Reproduce every record exactly as written.
---------- INFORMATION
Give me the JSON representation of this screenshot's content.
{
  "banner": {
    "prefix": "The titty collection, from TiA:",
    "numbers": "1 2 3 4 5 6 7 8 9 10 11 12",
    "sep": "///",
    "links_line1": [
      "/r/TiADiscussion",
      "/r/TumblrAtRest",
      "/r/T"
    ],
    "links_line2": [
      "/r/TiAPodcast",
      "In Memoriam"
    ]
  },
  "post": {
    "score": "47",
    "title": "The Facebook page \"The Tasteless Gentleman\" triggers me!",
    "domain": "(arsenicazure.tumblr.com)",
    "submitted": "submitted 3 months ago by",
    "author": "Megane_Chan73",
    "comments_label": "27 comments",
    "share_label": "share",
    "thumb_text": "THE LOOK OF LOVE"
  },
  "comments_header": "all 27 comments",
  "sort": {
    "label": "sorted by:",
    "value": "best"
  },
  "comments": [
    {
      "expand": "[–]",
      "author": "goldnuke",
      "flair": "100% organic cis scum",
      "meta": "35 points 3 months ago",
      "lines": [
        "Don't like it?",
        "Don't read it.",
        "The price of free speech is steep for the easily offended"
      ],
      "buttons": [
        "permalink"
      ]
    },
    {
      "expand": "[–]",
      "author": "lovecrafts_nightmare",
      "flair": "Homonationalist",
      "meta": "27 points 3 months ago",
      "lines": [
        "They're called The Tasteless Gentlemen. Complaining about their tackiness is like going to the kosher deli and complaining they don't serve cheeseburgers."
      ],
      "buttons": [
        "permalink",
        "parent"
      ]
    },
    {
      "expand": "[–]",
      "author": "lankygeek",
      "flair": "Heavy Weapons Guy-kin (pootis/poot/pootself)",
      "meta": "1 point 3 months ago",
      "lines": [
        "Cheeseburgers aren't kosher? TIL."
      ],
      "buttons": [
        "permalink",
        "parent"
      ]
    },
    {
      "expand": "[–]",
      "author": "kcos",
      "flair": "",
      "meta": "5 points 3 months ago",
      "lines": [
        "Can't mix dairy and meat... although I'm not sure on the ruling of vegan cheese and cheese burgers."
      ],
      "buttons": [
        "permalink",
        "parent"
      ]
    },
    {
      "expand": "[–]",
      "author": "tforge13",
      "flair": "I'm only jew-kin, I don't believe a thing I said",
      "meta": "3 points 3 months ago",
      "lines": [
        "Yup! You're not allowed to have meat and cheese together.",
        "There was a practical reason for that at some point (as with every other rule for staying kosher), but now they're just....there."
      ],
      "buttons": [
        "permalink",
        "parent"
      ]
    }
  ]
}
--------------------
WRITTEN REPLY:
Give me the JSON representation of this screenshot's content.
{
  "banner": {
    "prefix": "The titty collection, from TiA:",
    "numbers": "1 2 3 4 5 6 7 8 9 10 11 12",
    "sep": "///",
    "links_line1": [
      "/r/TiADiscussion",
      "/r/TumblrAtRest",
      "/r/T"
    ],
    "links_line2": [
      "/r/TiAPodcast",
      "In Memoriam"
    ]
  },
  "post": {
    "score": "47",
    "title": "The Facebook page \"The Tasteless Gentleman\" triggers me!",
    "domain": "(arsenicazure.tumblr.com)",
    "submitted": "submitted 3 months ago by",
    "author": "Megane_Chan73",
    "comments_label": "27 comments",
    "share_label": "share",
    "thumb_text": "THE LOOK OF LOVE"
  },
  "comments_header": "all 27 comments",
  "sort": {
    "label": "sorted by:",
    "value": "best"
  },
  "comments": [
    {
      "expand": "[–]",
      "author": "goldnuke",
      "flair": "100% organic cis scum",
      "meta": "35 points 3 months ago",
      "lines": [
        "Don't like it?",
        "Don't read it.",
        "The price of free speech is steep for the easily offended"
      ],
      "buttons": [
        "permalink"
      ]
    },
    {
      "expand": "[–]",
      "author": "lovecrafts_nightmare",
      "flair": "Homonationalist",
      "meta": "27 points 3 months ago",
      "lines": [
        "They're called The Tasteless Gentlemen. Complaining about their tackiness is like going to the kosher deli and complaining they don't serve cheeseburgers."
      ],
      "buttons": [
        "permalink",
        "parent"
      ]
    },
    {
      "expand": "[–]",
      "author": "lankygeek",
      "flair": "Heavy Weapons Guy-kin (pootis/poot/pootself)",
      "meta": "1 point 3 months ago",
      "lines": [
        "Cheeseburgers aren't kosher? TIL."
      ],
      "buttons": [
        "permalink",
        "parent"
      ]
    },
    {
      "expand": "[–]",
      "author": "kcos",
      "flair": "",
      "meta": "5 points 3 months ago",
      "lines": [
        "Can't mix dairy and meat... although I'm not sure on the ruling of vegan cheese and cheese burgers."
      ],
      "buttons": [
        "permalink",
        "parent"
      ]
    },
    {
      "expand": "[–]",
      "author": "tforge13",
      "flair": "I'm only jew-kin, I don't believe a thing I said",
      "meta": "3 points 3 months ago",
      "lines": [
        "Yup! You're not allowed to have meat and cheese together.",
        "There was a practical reason for that at some point (as with every other rule for staying kosher), but now they're just....there."
      ],
      "buttons": [
        "permalink",
        "parent"
      ]
    }
  ]
}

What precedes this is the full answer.